→ **AIM OF THE TASK**: The response should contain all of the data below, reproduced exactly, and no pictures.

-- RECORDS SUPPLIED follows --

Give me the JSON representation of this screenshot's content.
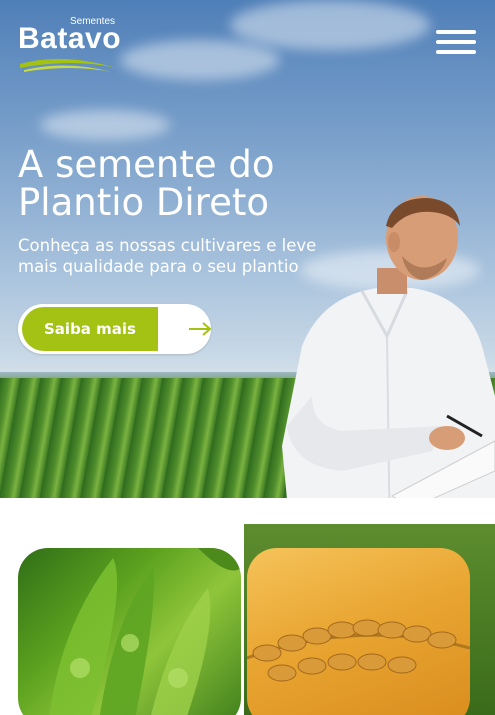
{
  "brand": {
    "small_text": "Sementes",
    "name": "Batavo",
    "swoosh_color": "#a3c214"
  },
  "header": {
    "menu_icon": "hamburger-menu-icon"
  },
  "hero": {
    "headline_line1": "A semente do",
    "headline_line2": "Plantio Direto",
    "subtitle_line1": "Conheça as nossas cultivares e leve",
    "subtitle_line2": "mais qualidade para o seu plantio",
    "cta_label": "Saiba mais",
    "cta_icon": "arrow-right-icon",
    "accent_color": "#a3c214"
  },
  "cards": [
    {
      "image": "soybean-pods"
    },
    {
      "image": "wheat-ears"
    }
  ]
}
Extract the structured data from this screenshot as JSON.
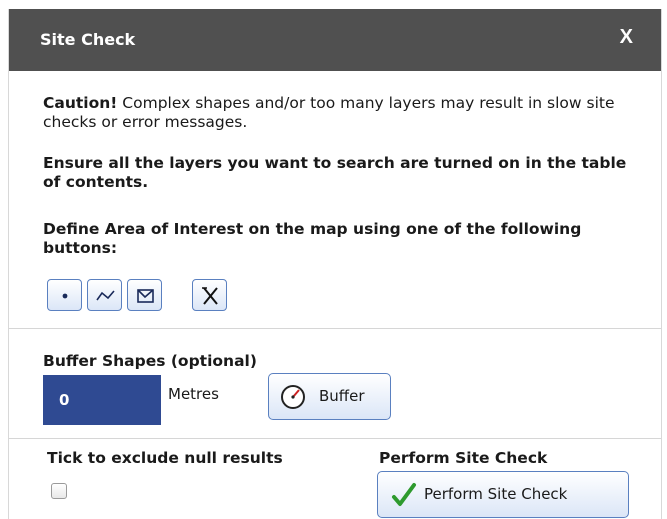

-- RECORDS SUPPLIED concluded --

→ **YOUR SOLUTION**:
Give me the JSON representation of this screenshot's content.
{
  "brand": {
    "small_text": "Sementes",
    "name": "Batavo",
    "swoosh_color": "#a3c214"
  },
  "header": {
    "menu_icon": "hamburger-menu-icon"
  },
  "hero": {
    "headline_line1": "A semente do",
    "headline_line2": "Plantio Direto",
    "subtitle_line1": "Conheça as nossas cultivares e leve",
    "subtitle_line2": "mais qualidade para o seu plantio",
    "cta_label": "Saiba mais",
    "cta_icon": "arrow-right-icon",
    "accent_color": "#a3c214"
  },
  "cards": [
    {
      "image": "soybean-pods"
    },
    {
      "image": "wheat-ears"
    }
  ]
}
Extract the structured data from this screenshot as JSON.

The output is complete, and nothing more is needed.